After starting to scratch the surface of the many purveyors of great burgers, the competition was over for another year. All of the burgers I tried were very good in their own right, and it's only in the context of a competition that you would start to notice some of the negatives, or think about how it could be better. It's probably not always the best attitude to go into a meal you've paid your hard-earned for, but it's the kind of thing I do every time I eat, even more so if I've cooked it! While usually it's great to just sit back and enjoy a meal regardless, thinking about what you eat and drink is no bad thing. I guess if I didn't think about what I ate or drank, I wouldn't currently be boring you with this very blog! Now wouldn't that be a shame... Surprisingly none of the establishments we visited were short-listed for the final judging, so I look forward to more seriously awesome burgers in the future.
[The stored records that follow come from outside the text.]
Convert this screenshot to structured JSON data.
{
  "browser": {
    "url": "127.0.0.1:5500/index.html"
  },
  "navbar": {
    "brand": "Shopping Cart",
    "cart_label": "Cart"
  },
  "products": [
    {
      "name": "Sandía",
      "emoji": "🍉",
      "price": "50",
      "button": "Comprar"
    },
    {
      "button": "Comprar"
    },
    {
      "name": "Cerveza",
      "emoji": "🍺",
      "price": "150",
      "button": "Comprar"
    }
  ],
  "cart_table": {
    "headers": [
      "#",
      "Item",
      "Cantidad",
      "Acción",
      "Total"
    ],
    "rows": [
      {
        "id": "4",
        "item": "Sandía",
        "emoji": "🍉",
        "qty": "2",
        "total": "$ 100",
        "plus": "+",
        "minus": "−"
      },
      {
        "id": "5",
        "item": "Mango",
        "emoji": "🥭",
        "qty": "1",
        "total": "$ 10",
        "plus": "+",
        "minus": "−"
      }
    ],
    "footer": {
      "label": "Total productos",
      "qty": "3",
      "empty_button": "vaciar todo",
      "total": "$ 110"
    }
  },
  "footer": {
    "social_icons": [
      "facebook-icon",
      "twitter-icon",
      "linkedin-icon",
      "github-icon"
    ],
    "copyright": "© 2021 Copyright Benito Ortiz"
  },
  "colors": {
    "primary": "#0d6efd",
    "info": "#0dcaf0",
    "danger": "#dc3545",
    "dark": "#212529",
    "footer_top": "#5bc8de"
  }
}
Rumour has it that the winner is currently reprising their entry, so I may well have to check that out and report back.

On the final weekend of the festival, we sought out one final treat. After meaning to pay this place a visit ever since the beginning of WOAP, we finally got around to checking out the pop-up Oyster bar on Cuba Street. It was run by seafood specialists Yellow Brick Road (not Martin Bosely's as I originally posted, although he was helping out on the night - hence my confusion!), and has been freshly shucking oysters each evening in a car park up on Cuba St to delighted bivalve lovers. I'm not sure we'd put ourselves in that category, as we had never had an oyster before or are particular fans of raw seafood. When we saw they were doing Tuatara Pilsner battered Oysters, we knew that would be right up our street, and after a bit of a wait due to the sheer popularity of the place we were not disappointed. They were buttery and tender, a little firm but not chewy like mussels. There was a great buzz about the place, and a good mix of seasoned seafood lovers and first-timers like ourselves. We were really loving the oysters and tentatively agreed to pop back the next night and try some raw ones, only to realise that it was their last night. But as an added bonus for their last night, Yeastie Boys brewer Stu McKinlay was pitching in and taking orders, whilst serving up his award-winning Pot Kettle Black porter along with Wellington in a Pint winner Celia-Wade Brown Ale. Delicious! A perfect marriage of high quality local food, matched perfectly with an excellent local beer.

One great thing about Wellington is that you can barely walk into somewhere selling craft beer without bumping into the people who make it, and I am already starting to recognise a few faces about town who are doing great things for beer in New Zealand. I'll be starting to cover the NZ beer scene in more detail from now on and my next post will be about the legendary Beervana festival, stay tuned!

No comments:

Post a Comment